Over 55 million people around the world are estimated to be living with dementia in 2020. This number is likely to double every 20 years, reaching a total of 78 million by the year 2030 . The most common type of dementia is Alzheimer’s Disease (AD). We have discussed how dietary fiber may have effects on dementia based on a Japanese study done recently which found that a high intake of dietary soluble fiber is linked to a lower risk of developing disabling dementia . Most prebiotics are dietary fibers. However, not all dietary fibers are prebiotics. Read on to find out more about the effects of prebiotics and gut microbiota on dementia and Alzheimer’s disease.
Our gut consists of trillions of such microorganisms including bacteria, viruses, fungi and protozoa species. This composition of microorganisms residing in our gut is collectively termed gut microbiota, which is unique to everyone. It varies due to several factors, such as environmental, lifestyle, dietary habits, and consumption of medications such as antibiotics .
This innate set of gut microbiota (the set that we are born with) is thought to be the most optimum for oneself. This optimum composition deteriorates as we age. Along with poorer modern-day diets lacking in prebiotics (i.e., food for the beneficial gut bacteria) as well as increased use of medications, the composition and amount of good gut bacteria decrease even faster.
Prebiotics are defined by the International Scientific Association for Probiotics and Prebiotics (ISAPP) as a substrate that is selectively utilized by host microorganisms conferring a health benefit . In loose terms, prebiotics are food for the beneficial gut bacteria in a process called fermentation. This feeding process produces metabolites such as short-chain fatty acids (SCFAs) which confer health benefits to us. One such health benefit could be healthy aging.
Although the exact causes of AD have yet to be fully established, it has been found that various types of proteins (e.g., amyloid and tau proteins) accumulate in the brains of patients with AD . Neuroinflammation is also a key element in the accumulation of amyloid hence the progression of AD .

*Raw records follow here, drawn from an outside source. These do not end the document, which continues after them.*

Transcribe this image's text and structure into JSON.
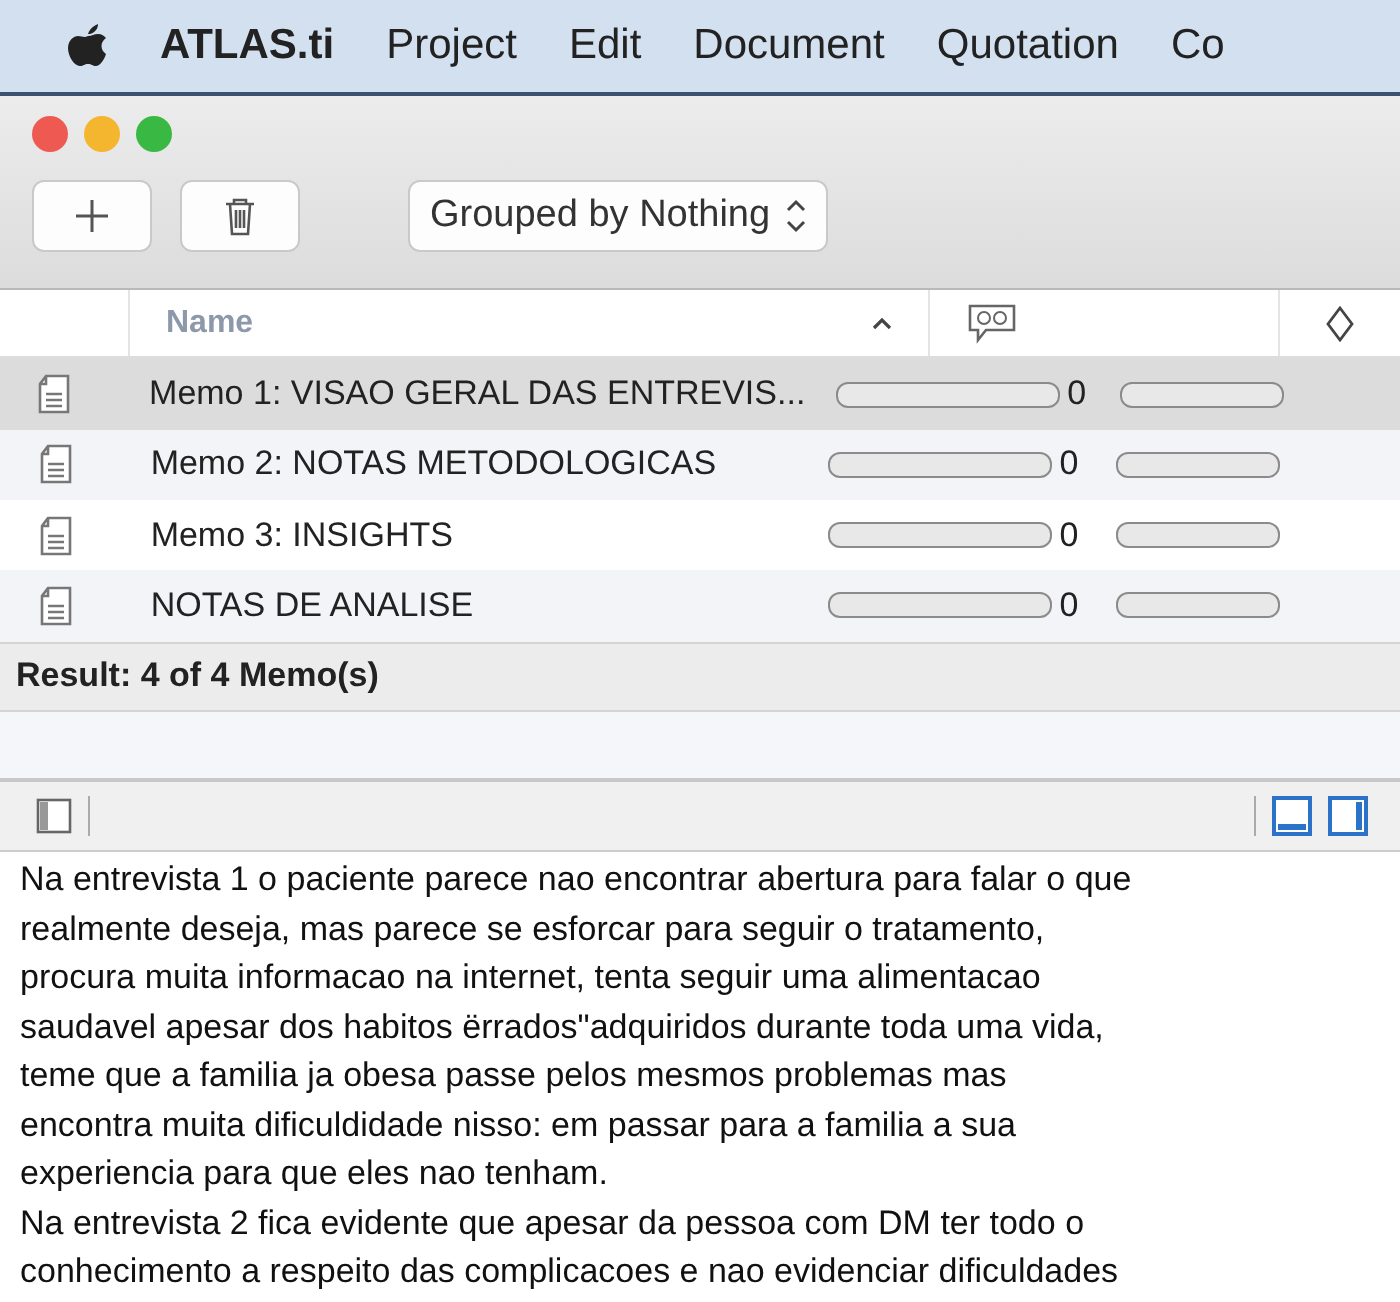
{
  "menu_bar": {
    "app_name": "ATLAS.ti",
    "items": [
      "Project",
      "Edit",
      "Document",
      "Quotation",
      "Co"
    ]
  },
  "toolbar": {
    "group_selector": "Grouped by Nothing"
  },
  "table": {
    "columns": [
      {
        "label": "Name",
        "sorted": true
      }
    ],
    "rows": [
      {
        "name": "Memo 1: VISAO GERAL DAS ENTREVIS...",
        "selected": true,
        "count": "0"
      },
      {
        "name": "Memo 2: NOTAS METODOLOGICAS",
        "selected": false,
        "count": "0"
      },
      {
        "name": "Memo 3: INSIGHTS",
        "selected": false,
        "count": "0"
      },
      {
        "name": "NOTAS DE ANALISE",
        "selected": false,
        "count": "0"
      }
    ],
    "result": "Result: 4 of 4 Memo(s)"
  },
  "editor": {
    "paragraphs": [
      [
        "Na entrevista 1 o paciente parece nao encontrar abertura para falar o que",
        "realmente deseja, mas parece se esforcar para seguir o tratamento,",
        "procura muita informacao na internet, tenta seguir uma alimentacao",
        "saudavel apesar dos habitos ërrados\"adquiridos durante toda uma vida,",
        "teme que a familia ja obesa passe pelos mesmos problemas mas",
        "encontra muita dificuldidade nisso: em passar para a familia a sua",
        "experiencia para que eles nao tenham."
      ],
      [
        "Na entrevista 2 fica evidente que apesar da pessoa com DM ter todo o",
        "conhecimento a respeito das complicacoes e nao evidenciar dificuldades"
      ]
    ]
  }
}
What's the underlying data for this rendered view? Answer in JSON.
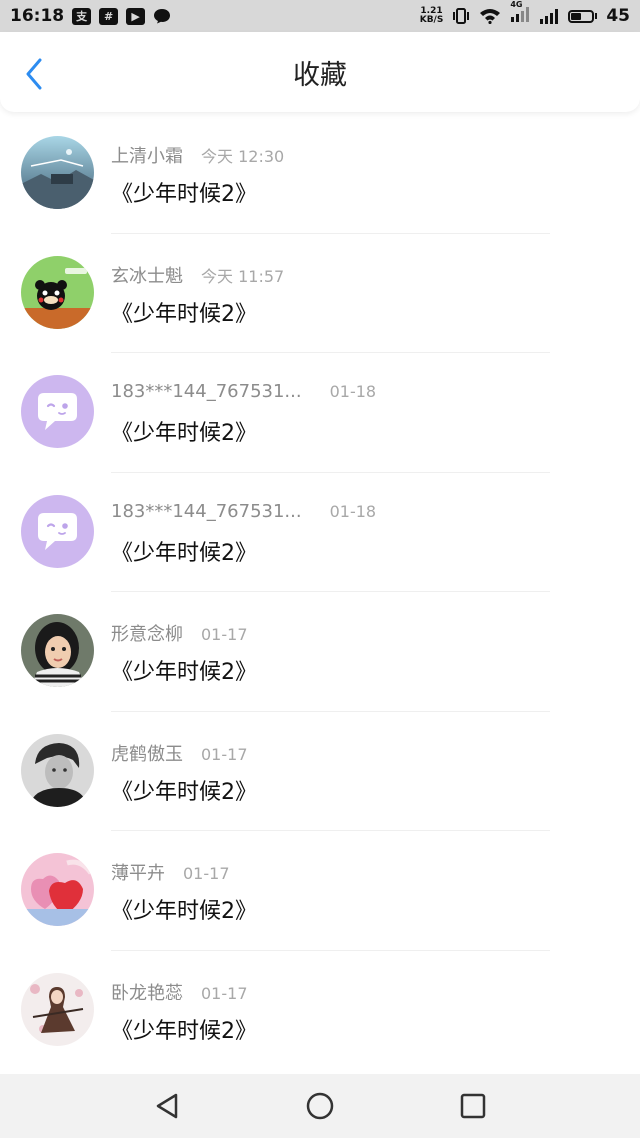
{
  "status_bar": {
    "time": "16:18",
    "net_speed_top": "1.21",
    "net_speed_bottom": "KB/S",
    "network_type": "4G",
    "battery": "45",
    "left_icons": [
      "app-notification-icon",
      "grid-icon",
      "play-icon",
      "chat-icon"
    ],
    "right_icons": [
      "vibrate-icon",
      "wifi-icon",
      "signal-icon",
      "signal-icon",
      "battery-icon"
    ]
  },
  "header": {
    "title": "收藏",
    "back_icon": "chevron-left-icon",
    "accent_color": "#2d8cf0"
  },
  "items": [
    {
      "username": "上清小霜",
      "time": "今天 12:30",
      "title": "《少年时候2》",
      "avatar": "landscape"
    },
    {
      "username": "玄冰士魁",
      "time": "今天 11:57",
      "title": "《少年时候2》",
      "avatar": "bear"
    },
    {
      "username": "183***144_767531...",
      "time": "01-18",
      "title": "《少年时候2》",
      "avatar": "default-chat"
    },
    {
      "username": "183***144_767531...",
      "time": "01-18",
      "title": "《少年时候2》",
      "avatar": "default-chat"
    },
    {
      "username": "形意念柳",
      "time": "01-17",
      "title": "《少年时候2》",
      "avatar": "child"
    },
    {
      "username": "虎鹤傲玉",
      "time": "01-17",
      "title": "《少年时候2》",
      "avatar": "portrait"
    },
    {
      "username": "薄平卉",
      "time": "01-17",
      "title": "《少年时候2》",
      "avatar": "hearts"
    },
    {
      "username": "卧龙艳蕊",
      "time": "01-17",
      "title": "《少年时候2》",
      "avatar": "illustration"
    }
  ],
  "nav_bar": {
    "icons": [
      "back-triangle-icon",
      "home-circle-icon",
      "recents-square-icon"
    ]
  }
}
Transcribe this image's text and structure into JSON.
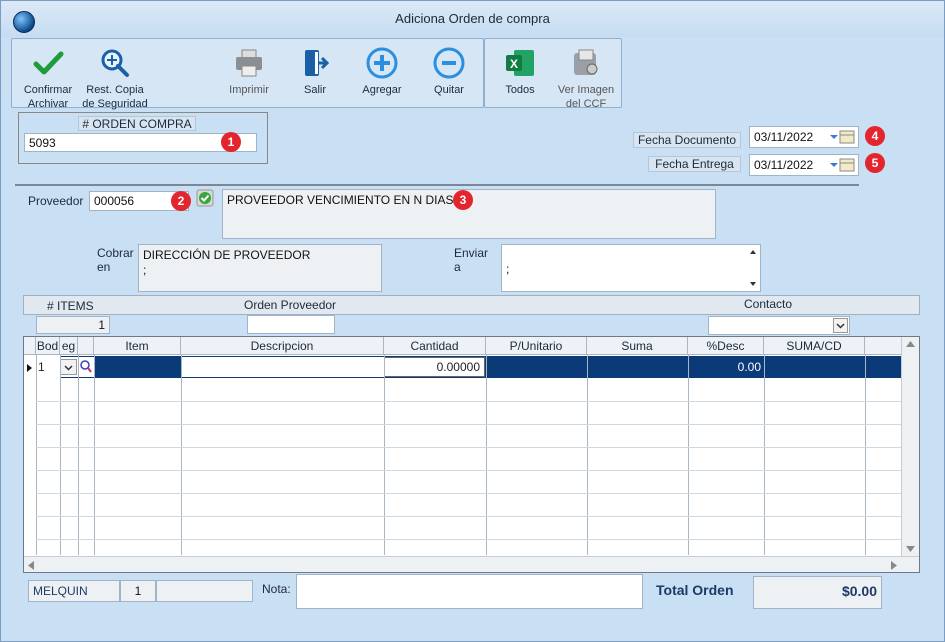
{
  "window": {
    "title": "Adiciona Orden de compra"
  },
  "toolbar": {
    "confirm": "Confirmar\nArchivar",
    "restore": "Rest. Copia\nde Seguridad",
    "print": "Imprimir",
    "exit": "Salir",
    "add": "Agregar",
    "remove": "Quitar",
    "excel_all": "Todos",
    "view_image": "Ver Imagen\ndel CCF"
  },
  "order": {
    "caption": "# ORDEN COMPRA",
    "number": "5093"
  },
  "dates": {
    "doc_label": "Fecha Documento",
    "doc_value": "03/11/2022",
    "delivery_label": "Fecha Entrega",
    "delivery_value": "03/11/2022"
  },
  "badges": {
    "b1": "1",
    "b2": "2",
    "b3": "3",
    "b4": "4",
    "b5": "5"
  },
  "supplier": {
    "label": "Proveedor",
    "code": "000056",
    "name": "PROVEEDOR VENCIMIENTO EN N DIAS",
    "cobrar_label": "Cobrar\nen",
    "cobrar_line1": "DIRECCIÓN DE PROVEEDOR",
    "cobrar_line2": ";",
    "enviar_label": "Enviar\na",
    "enviar_value": ";"
  },
  "header": {
    "items_label": "# ITEMS",
    "items_value": "1",
    "orden_proveedor_label": "Orden Proveedor",
    "orden_proveedor_value": "",
    "contacto_label": "Contacto",
    "contacto_value": ""
  },
  "grid": {
    "columns": [
      "Bod",
      "eg",
      "",
      "Item",
      "Descripcion",
      "Cantidad",
      "P/Unitario",
      "Suma",
      "%Desc",
      "SUMA/CD"
    ],
    "row1": {
      "bod": "1",
      "cantidad": "0.00000",
      "desc": "0.00"
    }
  },
  "footer": {
    "user": "MELQUIN",
    "num": "1",
    "extra": "",
    "nota_label": "Nota:",
    "nota_value": "",
    "total_label": "Total Orden",
    "total_value": "$0.00"
  },
  "colors": {
    "accent": "#0b3a78",
    "badge": "#e3262d",
    "window_bg": "#c9dff4"
  }
}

The health of our gut microbiota is associated with AD. The gut microbiota and the brain communicate bi-directionally, and this interaction has been termed the gut-brain axis . Dysbiosis, which refers to an altered gut microbiota, has been associated with various neurodegenerative diseases including AD. Reduction in microbial diversity has been observed in patients with AD as compared to patients without .
Harmful gut bacteria may even produce amyloid peptides, which can enter the bloodstream due to increased gut permeability. These peptides can then cross the blood-brain barrier and accumulate amyloid in the brain, further exacerbating AD . Metabolites produced from harmful bacteria can also worsen neuroinflammation in the brain, while metabolites (such as SCFAs) produced from beneficial gut bacteria may help protect against AD by inhibiting the aggregation of amyloid peptides and maintaining cognitive functions [9,10].
Prebiotics are food selectively utilized by beneficial gut bacteria. By taking prebiotics, we improve the health of our gut microbiota by allowing the beneficial bacteria to grow and proliferate, at the same time crowding out the harmful ones. This may help to ameliorate the risk factors of AD such as gut permeability, amyloid peptides, and systemic inflammation .
There is currently no cure for AD. Current evidence points to the importance of the gut microbiota as a modulator of neurodegenerative diseases such as AD. The gut microbiota serves as a promising therapeutic target for the prevention and treatment of AD. Prebiotics could potentially be used to enhance and regulate the health of the gut microbiota, thereby lowering the risks of neurodegenerative diseases.
Dietary Fiber and Its Links To Dementia
Prebiotic: Gut Microbiota, Gut Health, and Beyond